■ **Assignment**: Nothing but the text of the records should come back; copy it exactly and leave the pictures out.

Segment Start: Exercise material

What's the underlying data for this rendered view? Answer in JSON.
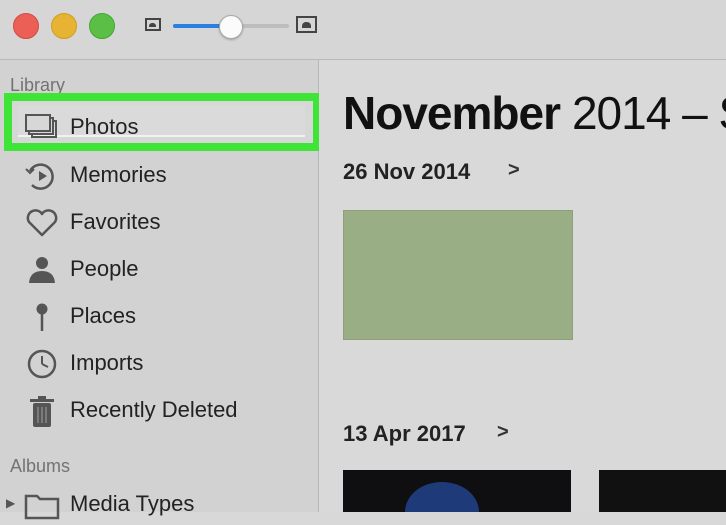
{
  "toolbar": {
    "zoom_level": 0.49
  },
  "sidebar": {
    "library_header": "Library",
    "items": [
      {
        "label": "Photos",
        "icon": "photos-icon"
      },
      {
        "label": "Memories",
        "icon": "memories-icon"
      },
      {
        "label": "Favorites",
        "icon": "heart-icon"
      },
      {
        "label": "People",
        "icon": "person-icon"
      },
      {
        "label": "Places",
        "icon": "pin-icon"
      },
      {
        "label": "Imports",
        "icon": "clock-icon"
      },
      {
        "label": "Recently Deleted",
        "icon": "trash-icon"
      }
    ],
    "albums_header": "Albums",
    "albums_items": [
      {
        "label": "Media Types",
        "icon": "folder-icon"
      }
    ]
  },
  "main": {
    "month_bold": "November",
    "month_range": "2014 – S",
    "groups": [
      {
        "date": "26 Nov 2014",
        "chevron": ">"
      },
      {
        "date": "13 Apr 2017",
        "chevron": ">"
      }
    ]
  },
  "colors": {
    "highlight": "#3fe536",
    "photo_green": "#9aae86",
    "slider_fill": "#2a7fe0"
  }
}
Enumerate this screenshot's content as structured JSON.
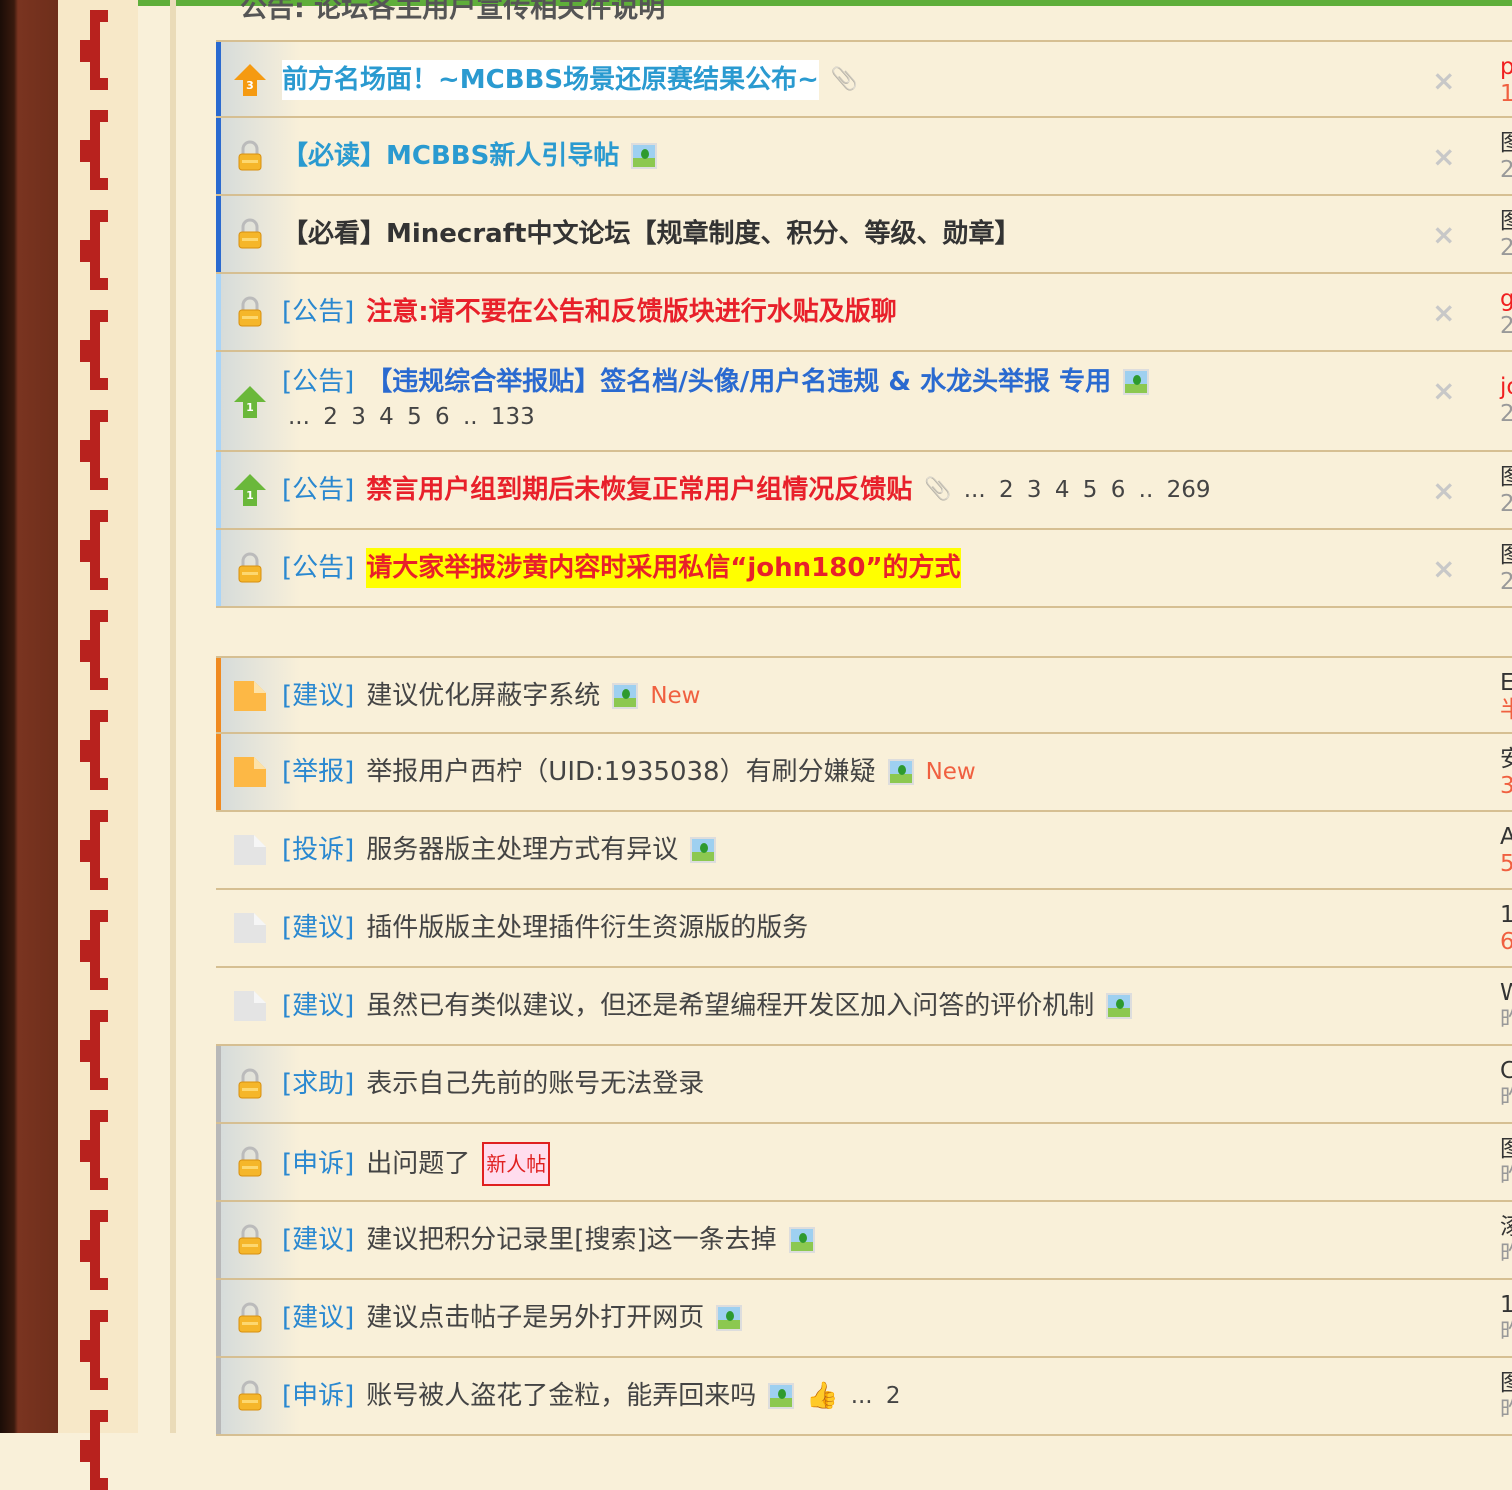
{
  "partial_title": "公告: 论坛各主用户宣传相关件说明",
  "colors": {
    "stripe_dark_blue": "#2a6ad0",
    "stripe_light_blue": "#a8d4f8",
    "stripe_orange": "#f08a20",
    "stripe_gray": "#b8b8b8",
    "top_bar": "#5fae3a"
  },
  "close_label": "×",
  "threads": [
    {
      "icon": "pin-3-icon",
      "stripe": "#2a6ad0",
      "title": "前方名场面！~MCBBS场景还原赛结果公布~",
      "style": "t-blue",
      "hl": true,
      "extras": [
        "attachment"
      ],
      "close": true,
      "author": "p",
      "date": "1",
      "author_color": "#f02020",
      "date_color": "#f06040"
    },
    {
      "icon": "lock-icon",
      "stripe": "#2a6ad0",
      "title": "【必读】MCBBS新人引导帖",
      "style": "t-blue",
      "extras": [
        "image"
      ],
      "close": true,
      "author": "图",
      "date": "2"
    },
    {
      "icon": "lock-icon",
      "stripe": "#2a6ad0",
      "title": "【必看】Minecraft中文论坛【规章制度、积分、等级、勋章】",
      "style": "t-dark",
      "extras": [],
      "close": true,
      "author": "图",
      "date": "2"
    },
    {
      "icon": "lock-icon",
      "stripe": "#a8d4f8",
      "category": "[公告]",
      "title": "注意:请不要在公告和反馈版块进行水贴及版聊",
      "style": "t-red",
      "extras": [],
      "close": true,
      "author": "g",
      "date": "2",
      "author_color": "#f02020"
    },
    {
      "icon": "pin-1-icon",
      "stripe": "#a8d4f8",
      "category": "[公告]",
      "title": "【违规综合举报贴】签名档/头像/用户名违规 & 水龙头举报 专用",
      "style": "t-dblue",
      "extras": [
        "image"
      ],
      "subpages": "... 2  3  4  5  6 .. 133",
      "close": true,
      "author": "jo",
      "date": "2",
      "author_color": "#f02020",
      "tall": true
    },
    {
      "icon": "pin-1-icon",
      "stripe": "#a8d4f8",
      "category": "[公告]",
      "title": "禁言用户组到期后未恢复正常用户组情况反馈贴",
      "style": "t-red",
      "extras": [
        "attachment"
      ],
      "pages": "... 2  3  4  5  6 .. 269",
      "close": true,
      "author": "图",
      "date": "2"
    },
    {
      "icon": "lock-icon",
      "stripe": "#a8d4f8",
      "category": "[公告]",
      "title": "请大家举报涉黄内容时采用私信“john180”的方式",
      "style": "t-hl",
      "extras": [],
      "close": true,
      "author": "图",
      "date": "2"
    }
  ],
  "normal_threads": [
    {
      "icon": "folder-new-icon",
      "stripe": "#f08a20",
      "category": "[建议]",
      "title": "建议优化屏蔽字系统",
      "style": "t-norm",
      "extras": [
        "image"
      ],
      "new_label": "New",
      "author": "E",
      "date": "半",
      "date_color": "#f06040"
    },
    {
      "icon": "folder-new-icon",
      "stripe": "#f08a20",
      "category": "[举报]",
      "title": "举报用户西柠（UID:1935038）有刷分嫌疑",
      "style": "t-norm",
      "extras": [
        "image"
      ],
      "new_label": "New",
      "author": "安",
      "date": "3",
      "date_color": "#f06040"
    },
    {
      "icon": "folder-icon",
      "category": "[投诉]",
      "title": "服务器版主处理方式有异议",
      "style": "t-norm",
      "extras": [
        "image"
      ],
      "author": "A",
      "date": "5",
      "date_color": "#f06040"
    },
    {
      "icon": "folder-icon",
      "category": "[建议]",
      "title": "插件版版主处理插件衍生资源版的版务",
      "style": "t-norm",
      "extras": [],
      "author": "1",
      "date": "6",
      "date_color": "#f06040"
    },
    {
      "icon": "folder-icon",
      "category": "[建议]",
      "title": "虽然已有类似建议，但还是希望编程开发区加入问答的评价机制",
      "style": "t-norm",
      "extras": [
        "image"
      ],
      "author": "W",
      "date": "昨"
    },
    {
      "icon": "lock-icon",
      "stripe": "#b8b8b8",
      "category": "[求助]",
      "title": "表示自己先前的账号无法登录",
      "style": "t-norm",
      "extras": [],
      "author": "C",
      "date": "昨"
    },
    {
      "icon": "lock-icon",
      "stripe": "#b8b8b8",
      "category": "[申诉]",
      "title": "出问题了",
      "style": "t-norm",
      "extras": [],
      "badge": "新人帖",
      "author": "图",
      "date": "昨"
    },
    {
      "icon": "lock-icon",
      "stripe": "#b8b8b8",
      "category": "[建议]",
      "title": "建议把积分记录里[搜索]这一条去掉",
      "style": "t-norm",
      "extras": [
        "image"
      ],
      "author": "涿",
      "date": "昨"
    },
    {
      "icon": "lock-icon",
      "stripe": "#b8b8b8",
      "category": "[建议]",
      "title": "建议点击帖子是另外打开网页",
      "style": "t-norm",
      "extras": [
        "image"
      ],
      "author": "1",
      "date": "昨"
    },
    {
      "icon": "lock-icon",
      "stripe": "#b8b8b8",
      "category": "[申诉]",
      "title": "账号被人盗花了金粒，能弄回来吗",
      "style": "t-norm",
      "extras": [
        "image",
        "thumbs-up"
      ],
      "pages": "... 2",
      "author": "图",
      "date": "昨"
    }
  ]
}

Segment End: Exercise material

■ **Response to the task**:
What's the underlying data for this rendered view? Answer in JSON.
{
  "toolbar": {
    "zoom_level": 0.49
  },
  "sidebar": {
    "library_header": "Library",
    "items": [
      {
        "label": "Photos",
        "icon": "photos-icon"
      },
      {
        "label": "Memories",
        "icon": "memories-icon"
      },
      {
        "label": "Favorites",
        "icon": "heart-icon"
      },
      {
        "label": "People",
        "icon": "person-icon"
      },
      {
        "label": "Places",
        "icon": "pin-icon"
      },
      {
        "label": "Imports",
        "icon": "clock-icon"
      },
      {
        "label": "Recently Deleted",
        "icon": "trash-icon"
      }
    ],
    "albums_header": "Albums",
    "albums_items": [
      {
        "label": "Media Types",
        "icon": "folder-icon"
      }
    ]
  },
  "main": {
    "month_bold": "November",
    "month_range": "2014 – S",
    "groups": [
      {
        "date": "26 Nov 2014",
        "chevron": ">"
      },
      {
        "date": "13 Apr 2017",
        "chevron": ">"
      }
    ]
  },
  "colors": {
    "highlight": "#3fe536",
    "photo_green": "#9aae86",
    "slider_fill": "#2a7fe0"
  }
}
Enumerate this screenshot's content as structured JSON.
{
  "partial_title": "公告: 论坛各主用户宣传相关件说明",
  "colors": {
    "stripe_dark_blue": "#2a6ad0",
    "stripe_light_blue": "#a8d4f8",
    "stripe_orange": "#f08a20",
    "stripe_gray": "#b8b8b8",
    "top_bar": "#5fae3a"
  },
  "close_label": "×",
  "threads": [
    {
      "icon": "pin-3-icon",
      "stripe": "#2a6ad0",
      "title": "前方名场面！~MCBBS场景还原赛结果公布~",
      "style": "t-blue",
      "hl": true,
      "extras": [
        "attachment"
      ],
      "close": true,
      "author": "p",
      "date": "1",
      "author_color": "#f02020",
      "date_color": "#f06040"
    },
    {
      "icon": "lock-icon",
      "stripe": "#2a6ad0",
      "title": "【必读】MCBBS新人引导帖",
      "style": "t-blue",
      "extras": [
        "image"
      ],
      "close": true,
      "author": "图",
      "date": "2"
    },
    {
      "icon": "lock-icon",
      "stripe": "#2a6ad0",
      "title": "【必看】Minecraft中文论坛【规章制度、积分、等级、勋章】",
      "style": "t-dark",
      "extras": [],
      "close": true,
      "author": "图",
      "date": "2"
    },
    {
      "icon": "lock-icon",
      "stripe": "#a8d4f8",
      "category": "[公告]",
      "title": "注意:请不要在公告和反馈版块进行水贴及版聊",
      "style": "t-red",
      "extras": [],
      "close": true,
      "author": "g",
      "date": "2",
      "author_color": "#f02020"
    },
    {
      "icon": "pin-1-icon",
      "stripe": "#a8d4f8",
      "category": "[公告]",
      "title": "【违规综合举报贴】签名档/头像/用户名违规 & 水龙头举报 专用",
      "style": "t-dblue",
      "extras": [
        "image"
      ],
      "subpages": "... 2  3  4  5  6 .. 133",
      "close": true,
      "author": "jo",
      "date": "2",
      "author_color": "#f02020",
      "tall": true
    },
    {
      "icon": "pin-1-icon",
      "stripe": "#a8d4f8",
      "category": "[公告]",
      "title": "禁言用户组到期后未恢复正常用户组情况反馈贴",
      "style": "t-red",
      "extras": [
        "attachment"
      ],
      "pages": "... 2  3  4  5  6 .. 269",
      "close": true,
      "author": "图",
      "date": "2"
    },
    {
      "icon": "lock-icon",
      "stripe": "#a8d4f8",
      "category": "[公告]",
      "title": "请大家举报涉黄内容时采用私信“john180”的方式",
      "style": "t-hl",
      "extras": [],
      "close": true,
      "author": "图",
      "date": "2"
    }
  ],
  "normal_threads": [
    {
      "icon": "folder-new-icon",
      "stripe": "#f08a20",
      "category": "[建议]",
      "title": "建议优化屏蔽字系统",
      "style": "t-norm",
      "extras": [
        "image"
      ],
      "new_label": "New",
      "author": "E",
      "date": "半",
      "date_color": "#f06040"
    },
    {
      "icon": "folder-new-icon",
      "stripe": "#f08a20",
      "category": "[举报]",
      "title": "举报用户西柠（UID:1935038）有刷分嫌疑",
      "style": "t-norm",
      "extras": [
        "image"
      ],
      "new_label": "New",
      "author": "安",
      "date": "3",
      "date_color": "#f06040"
    },
    {
      "icon": "folder-icon",
      "category": "[投诉]",
      "title": "服务器版主处理方式有异议",
      "style": "t-norm",
      "extras": [
        "image"
      ],
      "author": "A",
      "date": "5",
      "date_color": "#f06040"
    },
    {
      "icon": "folder-icon",
      "category": "[建议]",
      "title": "插件版版主处理插件衍生资源版的版务",
      "style": "t-norm",
      "extras": [],
      "author": "1",
      "date": "6",
      "date_color": "#f06040"
    },
    {
      "icon": "folder-icon",
      "category": "[建议]",
      "title": "虽然已有类似建议，但还是希望编程开发区加入问答的评价机制",
      "style": "t-norm",
      "extras": [
        "image"
      ],
      "author": "W",
      "date": "昨"
    },
    {
      "icon": "lock-icon",
      "stripe": "#b8b8b8",
      "category": "[求助]",
      "title": "表示自己先前的账号无法登录",
      "style": "t-norm",
      "extras": [],
      "author": "C",
      "date": "昨"
    },
    {
      "icon": "lock-icon",
      "stripe": "#b8b8b8",
      "category": "[申诉]",
      "title": "出问题了",
      "style": "t-norm",
      "extras": [],
      "badge": "新人帖",
      "author": "图",
      "date": "昨"
    },
    {
      "icon": "lock-icon",
      "stripe": "#b8b8b8",
      "category": "[建议]",
      "title": "建议把积分记录里[搜索]这一条去掉",
      "style": "t-norm",
      "extras": [
        "image"
      ],
      "author": "涿",
      "date": "昨"
    },
    {
      "icon": "lock-icon",
      "stripe": "#b8b8b8",
      "category": "[建议]",
      "title": "建议点击帖子是另外打开网页",
      "style": "t-norm",
      "extras": [
        "image"
      ],
      "author": "1",
      "date": "昨"
    },
    {
      "icon": "lock-icon",
      "stripe": "#b8b8b8",
      "category": "[申诉]",
      "title": "账号被人盗花了金粒，能弄回来吗",
      "style": "t-norm",
      "extras": [
        "image",
        "thumbs-up"
      ],
      "pages": "... 2",
      "author": "图",
      "date": "昨"
    }
  ]
}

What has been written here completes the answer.